● Assigned task:
Leaving out the pictures, please reproduce exactly and only the lines from the one that contains "Convert this screenshot" through the last line below.

● Records excerpted from a collection:
+---+
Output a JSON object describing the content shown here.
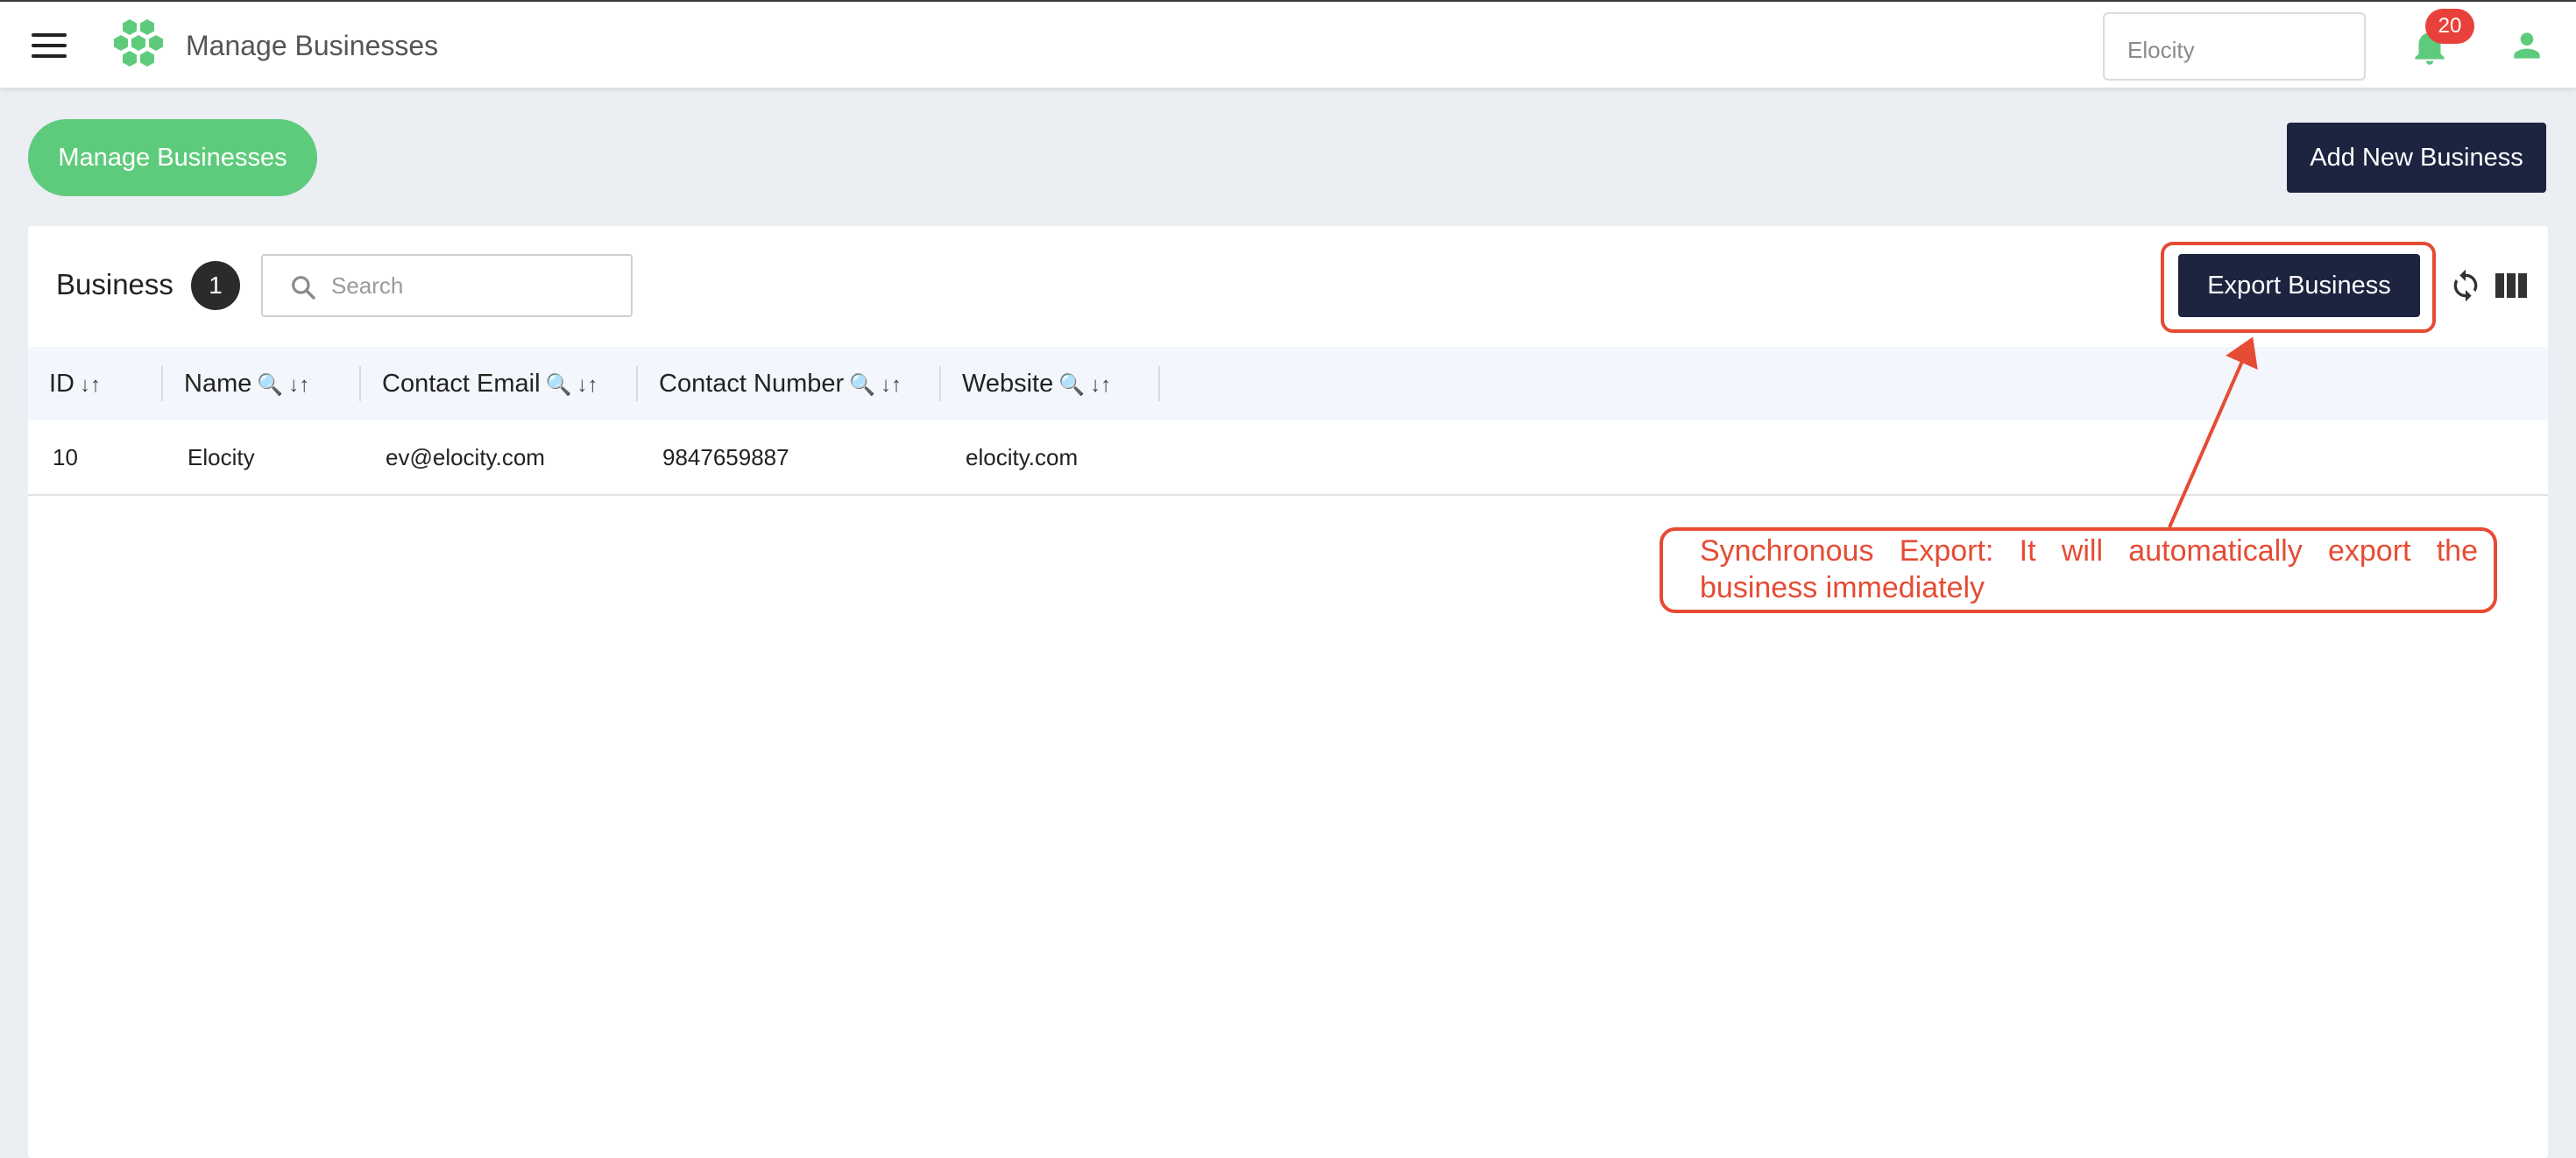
{
  "header": {
    "app_title": "Manage Businesses",
    "business_selector": "Elocity",
    "notification_count": "20",
    "menu_icon": "hamburger-icon",
    "logo_icon": "hexagon-cluster-logo",
    "bell_icon": "bell-icon",
    "user_icon": "user-icon"
  },
  "page": {
    "pill_label": "Manage Businesses",
    "add_button_label": "Add New Business"
  },
  "card": {
    "title": "Business",
    "count": "1",
    "search_placeholder": "Search",
    "export_button_label": "Export Business"
  },
  "table": {
    "columns": [
      {
        "label": "ID",
        "sort": "↓↑",
        "filter": ""
      },
      {
        "label": "Name",
        "sort": "↓↑",
        "filter": "🔍"
      },
      {
        "label": "Contact Email",
        "sort": "↓↑",
        "filter": "🔍"
      },
      {
        "label": "Contact Number",
        "sort": "↓↑",
        "filter": "🔍"
      },
      {
        "label": "Website",
        "sort": "↓↑",
        "filter": "🔍"
      }
    ],
    "rows": [
      {
        "id": "10",
        "name": "Elocity",
        "email": "ev@elocity.com",
        "number": "9847659887",
        "website": "elocity.com"
      }
    ]
  },
  "annotation": {
    "text": "Synchronous Export: It will automatically export the business immediately"
  },
  "colors": {
    "accent_green": "#5ecb7c",
    "navy": "#1c2440",
    "annotation_red": "#e64b33",
    "badge_red": "#e8413b"
  }
}
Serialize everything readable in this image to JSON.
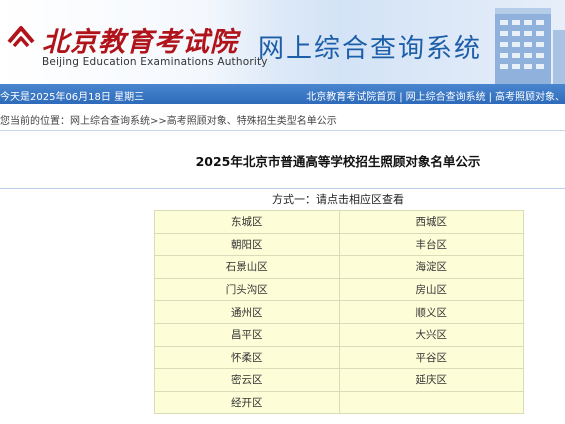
{
  "header": {
    "logo_cn": "北京教育考试院",
    "logo_en": "Beijing Education Examinations Authority",
    "system_title": "网上综合查询系统"
  },
  "navbar": {
    "date_text": "今天是2025年06月18日  星期三",
    "links": [
      "北京教育考试院首页",
      "网上综合查询系统",
      "高考照顾对象、"
    ]
  },
  "breadcrumb": {
    "prefix": "您当前的位置：",
    "items": [
      "网上综合查询系统",
      "高考照顾对象、特殊招生类型名单公示"
    ],
    "separator": ">>"
  },
  "page": {
    "title": "2025年北京市普通高等学校招生照顾对象名单公示",
    "method": "方式一：请点击相应区查看"
  },
  "districts": [
    [
      "东城区",
      "西城区"
    ],
    [
      "朝阳区",
      "丰台区"
    ],
    [
      "石景山区",
      "海淀区"
    ],
    [
      "门头沟区",
      "房山区"
    ],
    [
      "通州区",
      "顺义区"
    ],
    [
      "昌平区",
      "大兴区"
    ],
    [
      "怀柔区",
      "平谷区"
    ],
    [
      "密云区",
      "延庆区"
    ],
    [
      "经开区",
      ""
    ]
  ],
  "colors": {
    "brand_red": "#b0141a",
    "title_blue": "#1d5ea8",
    "nav_blue": "#3a78c4",
    "cell_bg": "#fdfdd8"
  }
}
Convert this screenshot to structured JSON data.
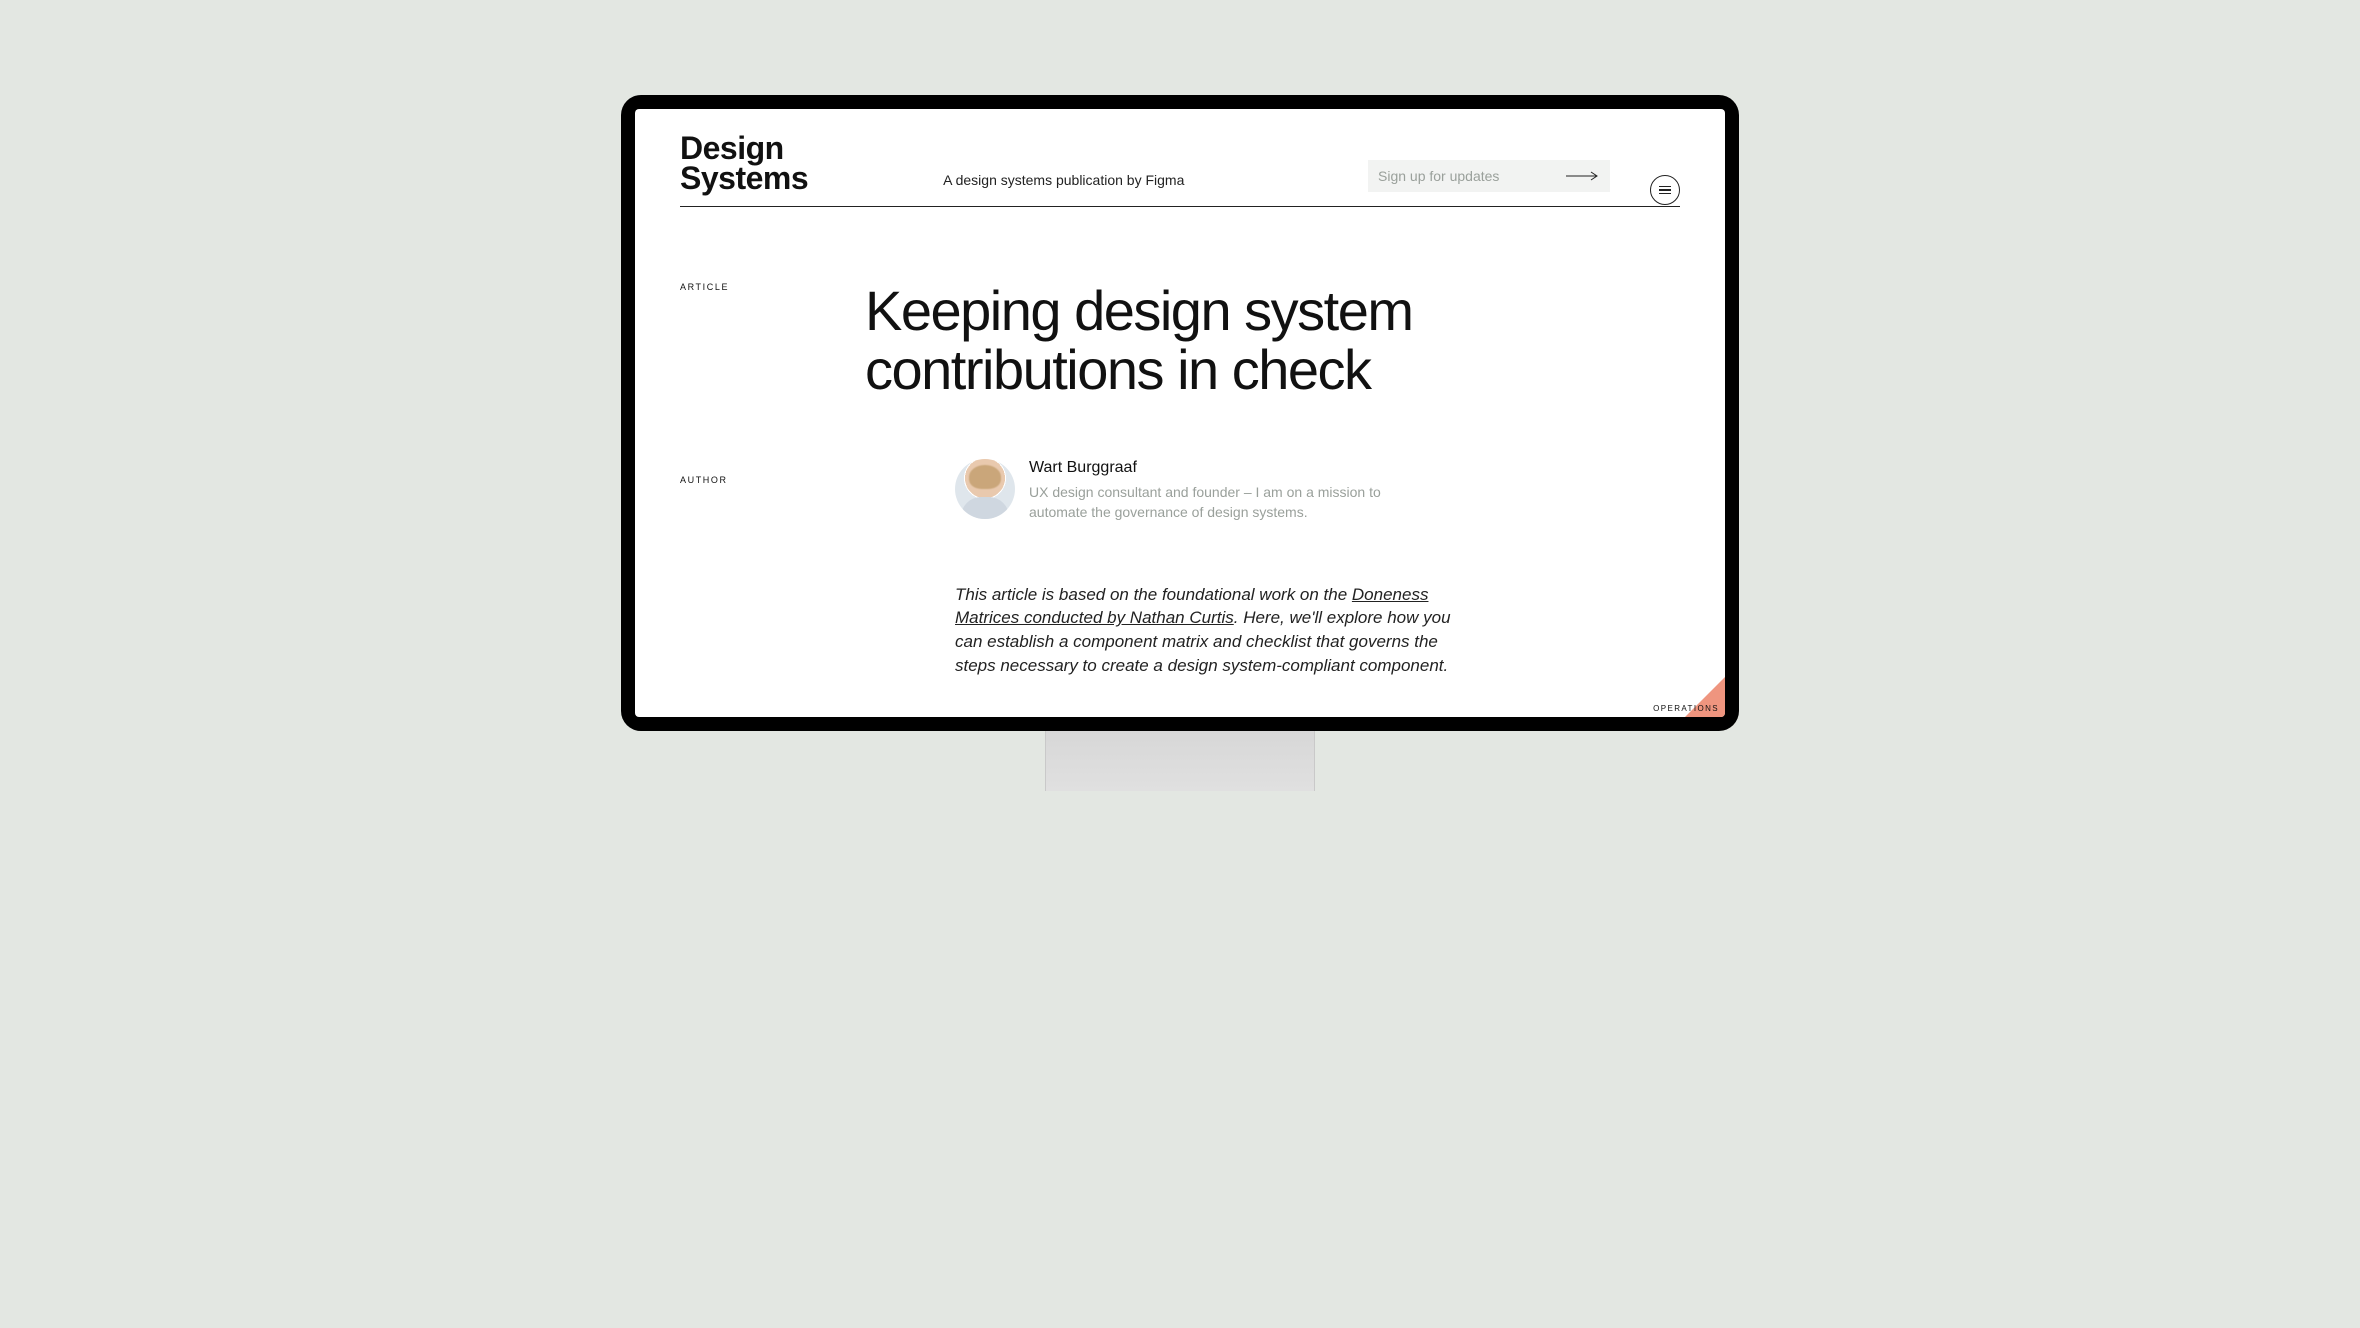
{
  "header": {
    "logo_line1": "Design",
    "logo_line2": "Systems",
    "tagline": "A design systems publication by Figma",
    "signup_placeholder": "Sign up for updates"
  },
  "labels": {
    "article": "ARTICLE",
    "author": "AUTHOR"
  },
  "article": {
    "title": "Keeping design system contributions in check",
    "author_name": "Wart Burggraaf",
    "author_bio": "UX design consultant and founder – I am on a mission to automate the governance of design systems.",
    "intro_prefix": "This article is based on the foundational work on the ",
    "intro_link": "Doneness Matrices conducted by Nathan Curtis",
    "intro_suffix": ". Here, we'll explore how you can establish a component matrix and checklist that governs the steps necessary to create a design system-compliant component."
  },
  "corner": {
    "label": "OPERATIONS"
  }
}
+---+
● Answer space:
Convert this screenshot to structured JSON data.
{
  "header": {
    "logo_line1": "Design",
    "logo_line2": "Systems",
    "tagline": "A design systems publication by Figma",
    "signup_placeholder": "Sign up for updates"
  },
  "labels": {
    "article": "ARTICLE",
    "author": "AUTHOR"
  },
  "article": {
    "title": "Keeping design system contributions in check",
    "author_name": "Wart Burggraaf",
    "author_bio": "UX design consultant and founder – I am on a mission to automate the governance of design systems.",
    "intro_prefix": "This article is based on the foundational work on the ",
    "intro_link": "Doneness Matrices conducted by Nathan Curtis",
    "intro_suffix": ". Here, we'll explore how you can establish a component matrix and checklist that governs the steps necessary to create a design system-compliant component."
  },
  "corner": {
    "label": "OPERATIONS"
  }
}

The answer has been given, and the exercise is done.